Task objective: What the task requires is each entry, restated exactly.

:: Provided entries ::

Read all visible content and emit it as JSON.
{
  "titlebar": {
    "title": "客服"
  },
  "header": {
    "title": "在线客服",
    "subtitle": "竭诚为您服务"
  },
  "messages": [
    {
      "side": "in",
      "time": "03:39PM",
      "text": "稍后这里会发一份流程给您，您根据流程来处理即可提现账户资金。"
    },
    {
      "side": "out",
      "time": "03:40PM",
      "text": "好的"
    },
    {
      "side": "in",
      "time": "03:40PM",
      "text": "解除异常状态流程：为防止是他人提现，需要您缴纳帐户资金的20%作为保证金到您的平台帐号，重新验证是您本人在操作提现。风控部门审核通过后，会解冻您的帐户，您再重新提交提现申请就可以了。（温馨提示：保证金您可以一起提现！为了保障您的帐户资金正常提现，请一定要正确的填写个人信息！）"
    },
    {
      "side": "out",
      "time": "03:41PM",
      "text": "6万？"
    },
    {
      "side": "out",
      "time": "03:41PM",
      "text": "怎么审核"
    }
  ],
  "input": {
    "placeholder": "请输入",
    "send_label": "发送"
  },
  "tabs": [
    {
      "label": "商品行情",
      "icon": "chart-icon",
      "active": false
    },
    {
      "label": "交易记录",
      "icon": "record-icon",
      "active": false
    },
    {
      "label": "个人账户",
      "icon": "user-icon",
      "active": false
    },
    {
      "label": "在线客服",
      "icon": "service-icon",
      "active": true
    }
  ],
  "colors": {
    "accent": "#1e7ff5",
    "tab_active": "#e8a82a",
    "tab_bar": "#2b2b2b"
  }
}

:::

Answer section:
Read all visible content and emit it as JSON.
{
  "titlebar": {
    "title": "客服"
  },
  "header": {
    "title": "在线客服",
    "subtitle": "竭诚为您服务"
  },
  "messages": [
    {
      "side": "in",
      "time": "03:39PM",
      "text": "稍后这里会发一份流程给您，您根据流程来处理即可提现账户资金。"
    },
    {
      "side": "out",
      "time": "03:40PM",
      "text": "好的"
    },
    {
      "side": "in",
      "time": "03:40PM",
      "text": "解除异常状态流程：为防止是他人提现，需要您缴纳帐户资金的20%作为保证金到您的平台帐号，重新验证是您本人在操作提现。风控部门审核通过后，会解冻您的帐户，您再重新提交提现申请就可以了。（温馨提示：保证金您可以一起提现！为了保障您的帐户资金正常提现，请一定要正确的填写个人信息！）"
    },
    {
      "side": "out",
      "time": "03:41PM",
      "text": "6万？"
    },
    {
      "side": "out",
      "time": "03:41PM",
      "text": "怎么审核"
    }
  ],
  "input": {
    "placeholder": "请输入",
    "send_label": "发送"
  },
  "tabs": [
    {
      "label": "商品行情",
      "icon": "chart-icon",
      "active": false
    },
    {
      "label": "交易记录",
      "icon": "record-icon",
      "active": false
    },
    {
      "label": "个人账户",
      "icon": "user-icon",
      "active": false
    },
    {
      "label": "在线客服",
      "icon": "service-icon",
      "active": true
    }
  ],
  "colors": {
    "accent": "#1e7ff5",
    "tab_active": "#e8a82a",
    "tab_bar": "#2b2b2b"
  }
}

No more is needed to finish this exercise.